Stored records
Segment Open
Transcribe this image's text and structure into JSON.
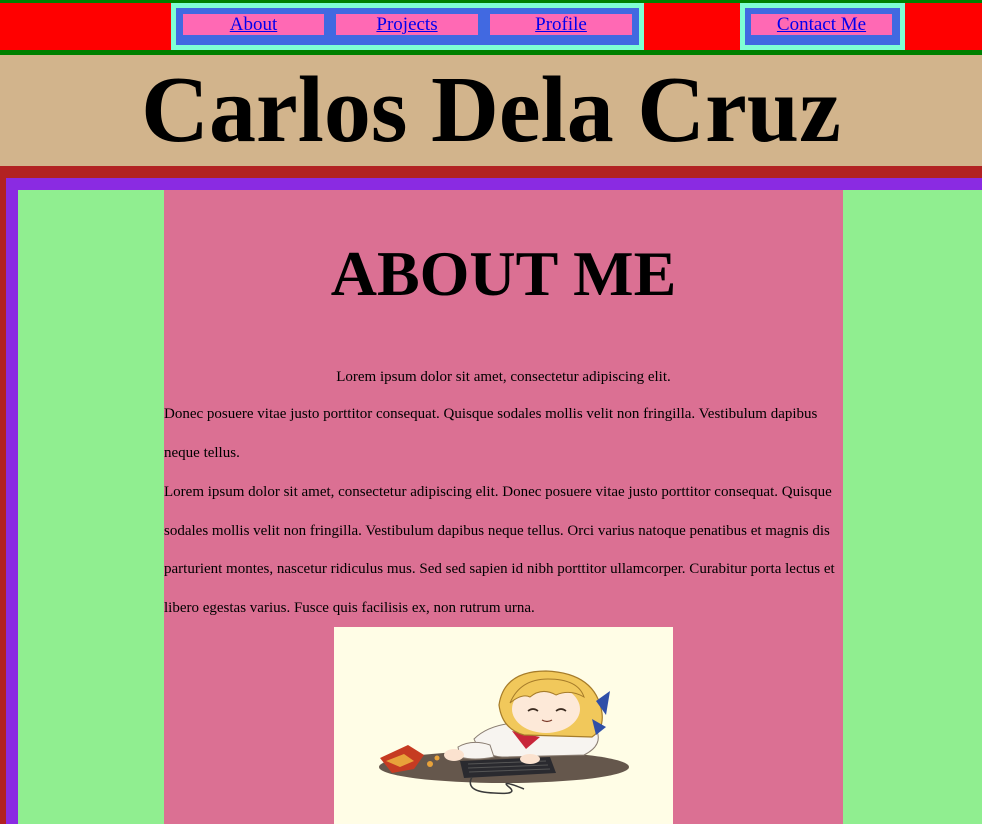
{
  "nav": {
    "links": [
      {
        "label": "About"
      },
      {
        "label": "Projects"
      },
      {
        "label": "Profile"
      }
    ],
    "contact": {
      "label": "Contact Me"
    }
  },
  "header": {
    "title": "Carlos Dela Cruz"
  },
  "main": {
    "heading": "ABOUT ME",
    "intro": "Lorem ipsum dolor sit amet, consectetur adipiscing elit.",
    "paragraph1": "Donec posuere vitae justo porttitor consequat. Quisque sodales mollis velit non fringilla. Vestibulum dapibus neque tellus.",
    "paragraph2": "Lorem ipsum dolor sit amet, consectetur adipiscing elit. Donec posuere vitae justo porttitor consequat. Quisque sodales mollis velit non fringilla. Vestibulum dapibus neque tellus. Orci varius natoque penatibus et magnis dis parturient montes, nascetur ridiculus mus. Sed sed sapien id nibh porttitor ullamcorper. Curabitur porta lectus et libero egestas varius. Fusce quis facilisis ex, non rutrum urna."
  },
  "colors": {
    "nav_bar": "#ff0000",
    "nav_border": "#008000",
    "nav_box_outer": "#7fffd4",
    "nav_box_inner": "#4169e1",
    "nav_link_bg": "#ff69b4",
    "header_bg": "#d2b48c",
    "frame_red": "#b22222",
    "frame_purple": "#8a2be2",
    "side_green": "#90ee90",
    "content_bg": "#db7093",
    "image_bg": "#fffde6"
  },
  "image": {
    "icon": "chibi-girl-at-computer-illustration"
  }
}
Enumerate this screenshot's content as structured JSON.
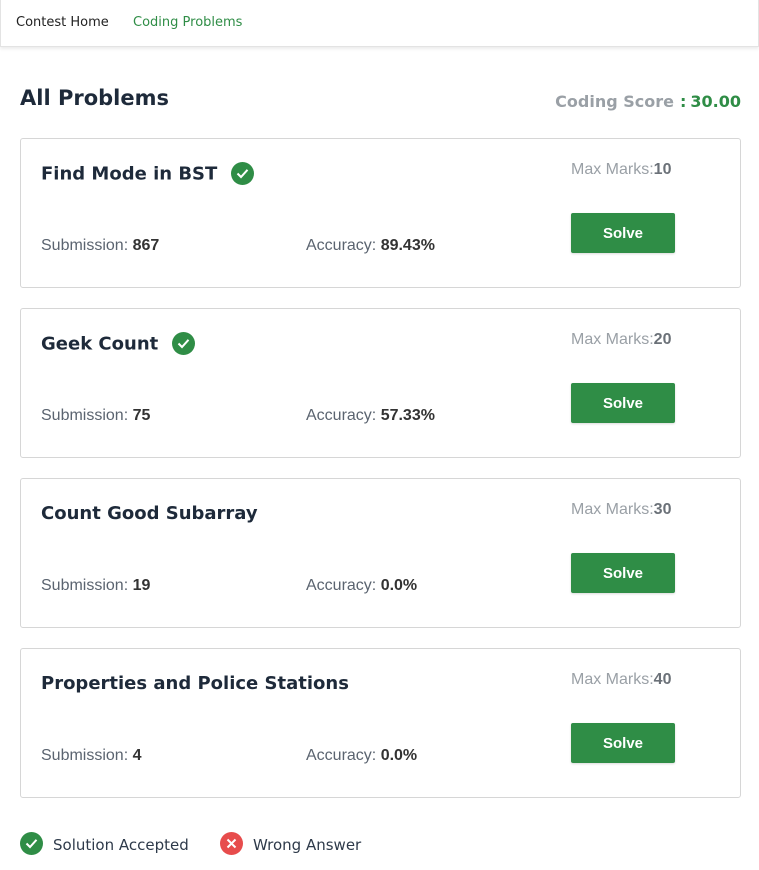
{
  "nav": {
    "items": [
      {
        "label": "Contest Home"
      },
      {
        "label": "Coding Problems"
      }
    ]
  },
  "page": {
    "title": "All Problems",
    "score_label": "Coding Score",
    "score_sep": ":",
    "score_value": "30.00"
  },
  "labels": {
    "submission": "Submission: ",
    "accuracy": "Accuracy: ",
    "max_marks": "Max Marks:",
    "solve": "Solve"
  },
  "problems": [
    {
      "title": "Find Mode in BST",
      "accepted": true,
      "submissions": "867",
      "accuracy": "89.43%",
      "max_marks": "10"
    },
    {
      "title": "Geek Count",
      "accepted": true,
      "submissions": "75",
      "accuracy": "57.33%",
      "max_marks": "20"
    },
    {
      "title": "Count Good Subarray",
      "accepted": false,
      "submissions": "19",
      "accuracy": "0.0%",
      "max_marks": "30"
    },
    {
      "title": "Properties and Police Stations",
      "accepted": false,
      "submissions": "4",
      "accuracy": "0.0%",
      "max_marks": "40"
    }
  ],
  "legend": {
    "accepted": {
      "label": "Solution Accepted",
      "icon": "check-circle-icon",
      "color": "#2f8d46"
    },
    "wrong": {
      "label": "Wrong Answer",
      "icon": "x-circle-icon",
      "color": "#e74c4c"
    }
  },
  "colors": {
    "accent": "#2f8d46",
    "title": "#1e2a3a",
    "muted": "#9aa0a6"
  }
}
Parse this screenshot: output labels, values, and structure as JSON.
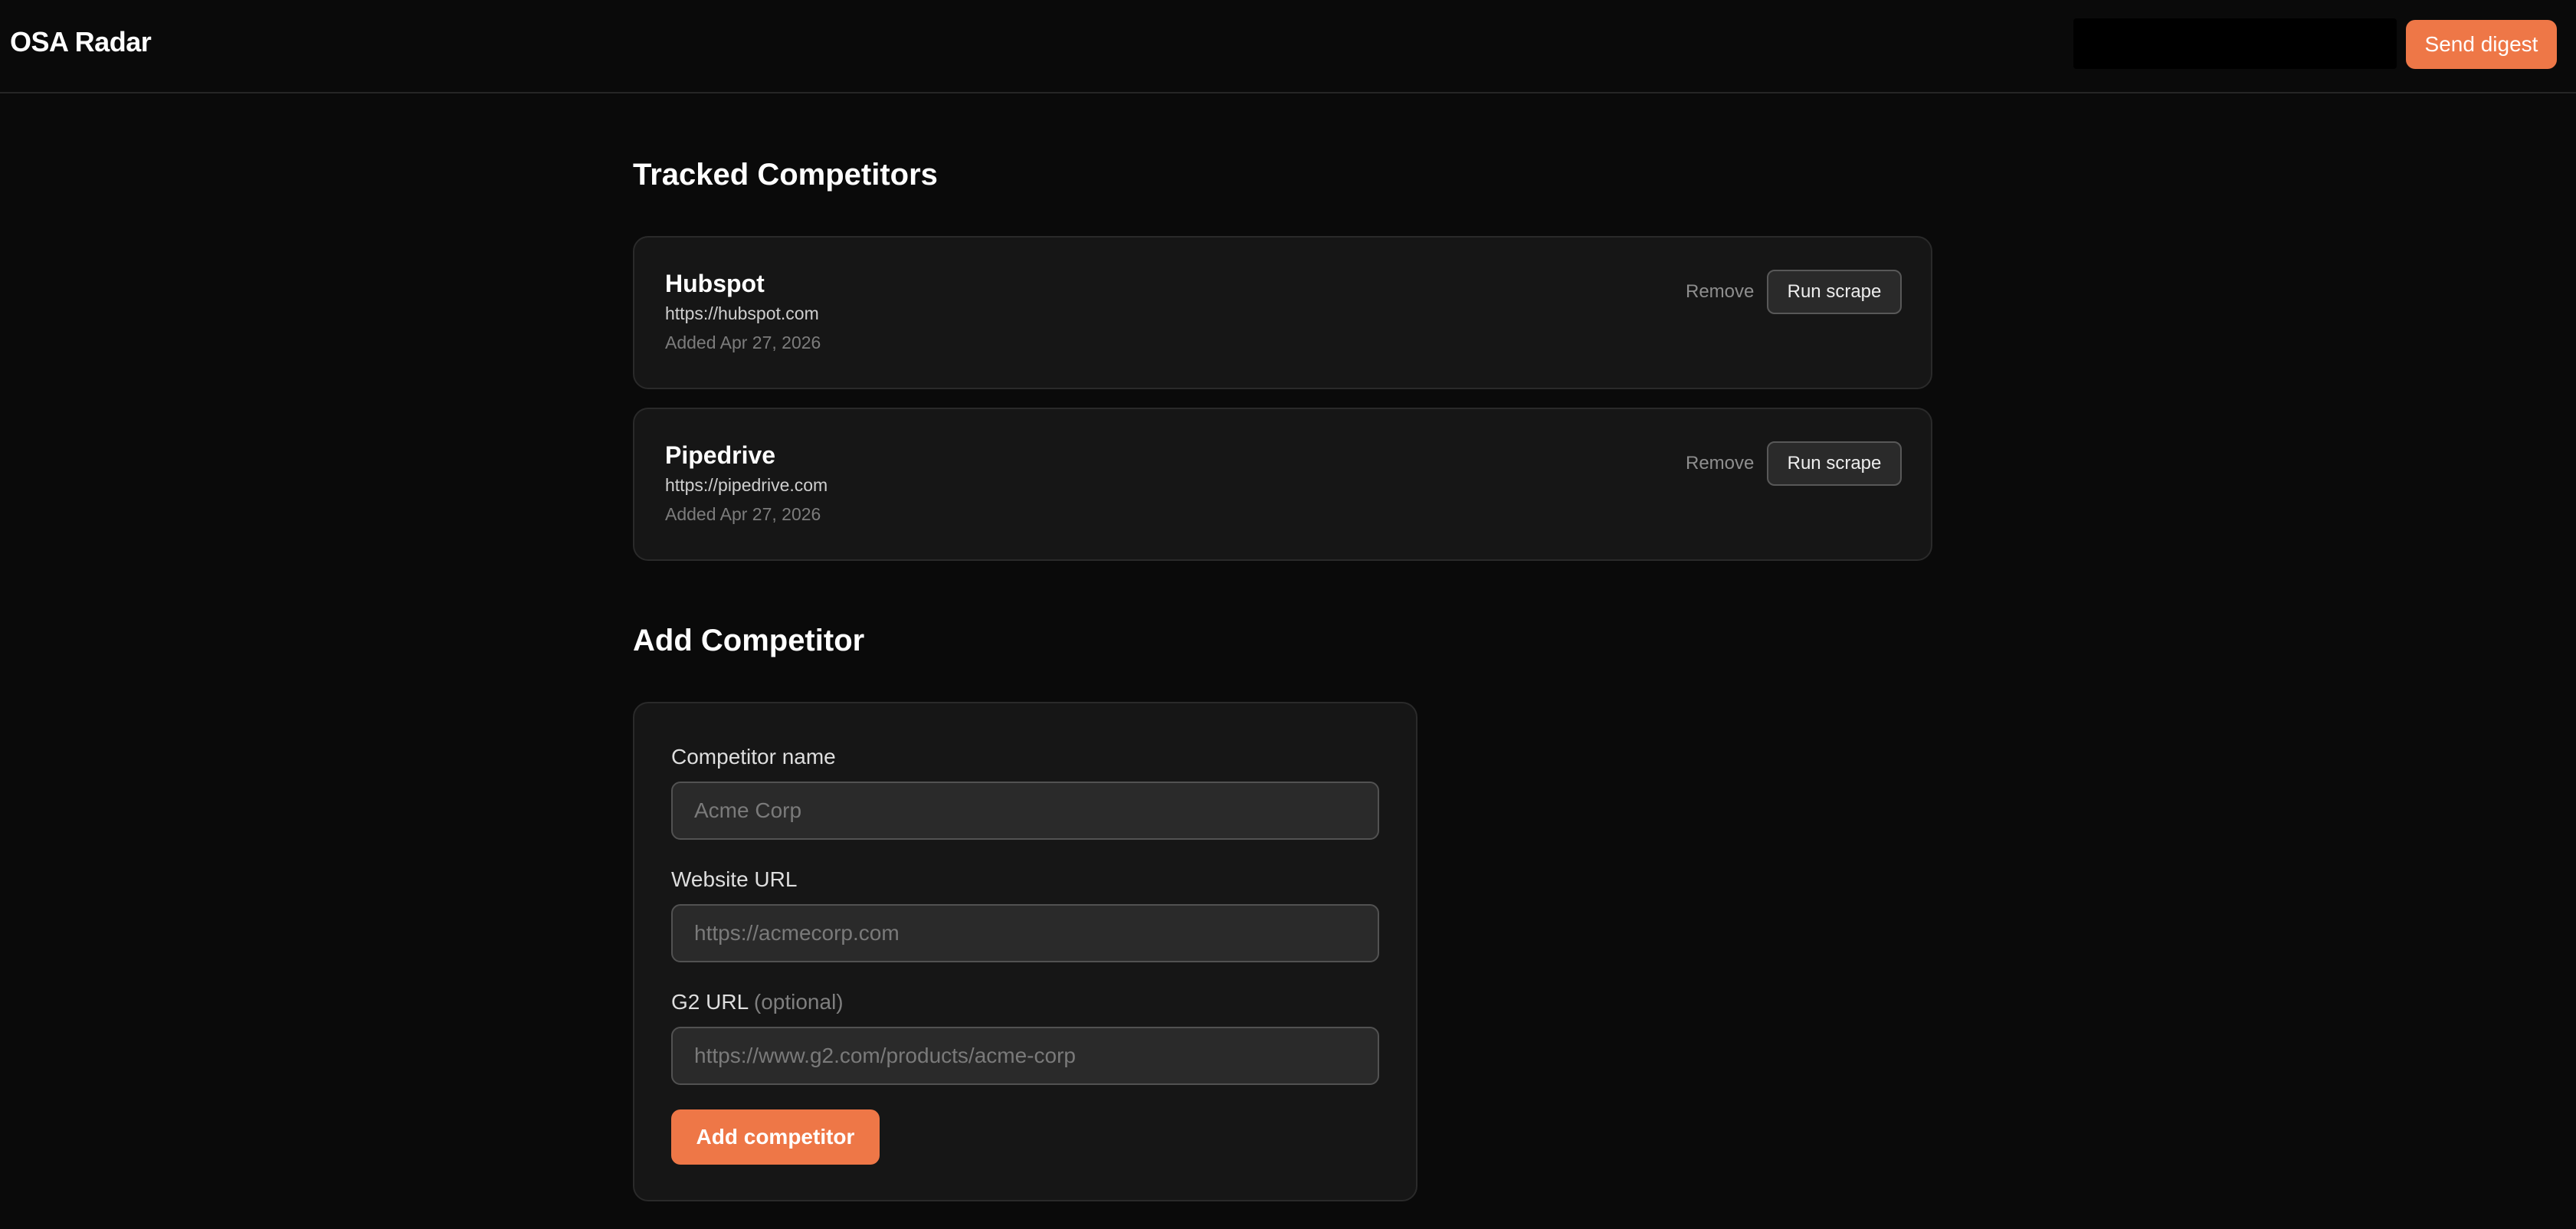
{
  "header": {
    "app_title": "OSA Radar",
    "send_digest_label": "Send digest"
  },
  "tracked": {
    "title": "Tracked Competitors",
    "competitors": [
      {
        "name": "Hubspot",
        "url": "https://hubspot.com",
        "added": "Added Apr 27, 2026",
        "remove_label": "Remove",
        "run_label": "Run scrape"
      },
      {
        "name": "Pipedrive",
        "url": "https://pipedrive.com",
        "added": "Added Apr 27, 2026",
        "remove_label": "Remove",
        "run_label": "Run scrape"
      }
    ]
  },
  "add_form": {
    "title": "Add Competitor",
    "name_label": "Competitor name",
    "name_placeholder": "Acme Corp",
    "website_label": "Website URL",
    "website_placeholder": "https://acmecorp.com",
    "g2_label": "G2 URL",
    "g2_optional": "(optional)",
    "g2_placeholder": "https://www.g2.com/products/acme-corp",
    "submit_label": "Add competitor"
  },
  "colors": {
    "accent": "#ee7747",
    "background": "#0a0a0a",
    "card": "#161616"
  }
}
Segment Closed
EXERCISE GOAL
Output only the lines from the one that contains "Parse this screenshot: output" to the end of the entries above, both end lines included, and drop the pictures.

TASK RESPONSE
Parse this screenshot: output labels, values, and structure as JSON.
{
  "header": {
    "app_title": "OSA Radar",
    "send_digest_label": "Send digest"
  },
  "tracked": {
    "title": "Tracked Competitors",
    "competitors": [
      {
        "name": "Hubspot",
        "url": "https://hubspot.com",
        "added": "Added Apr 27, 2026",
        "remove_label": "Remove",
        "run_label": "Run scrape"
      },
      {
        "name": "Pipedrive",
        "url": "https://pipedrive.com",
        "added": "Added Apr 27, 2026",
        "remove_label": "Remove",
        "run_label": "Run scrape"
      }
    ]
  },
  "add_form": {
    "title": "Add Competitor",
    "name_label": "Competitor name",
    "name_placeholder": "Acme Corp",
    "website_label": "Website URL",
    "website_placeholder": "https://acmecorp.com",
    "g2_label": "G2 URL",
    "g2_optional": "(optional)",
    "g2_placeholder": "https://www.g2.com/products/acme-corp",
    "submit_label": "Add competitor"
  },
  "colors": {
    "accent": "#ee7747",
    "background": "#0a0a0a",
    "card": "#161616"
  }
}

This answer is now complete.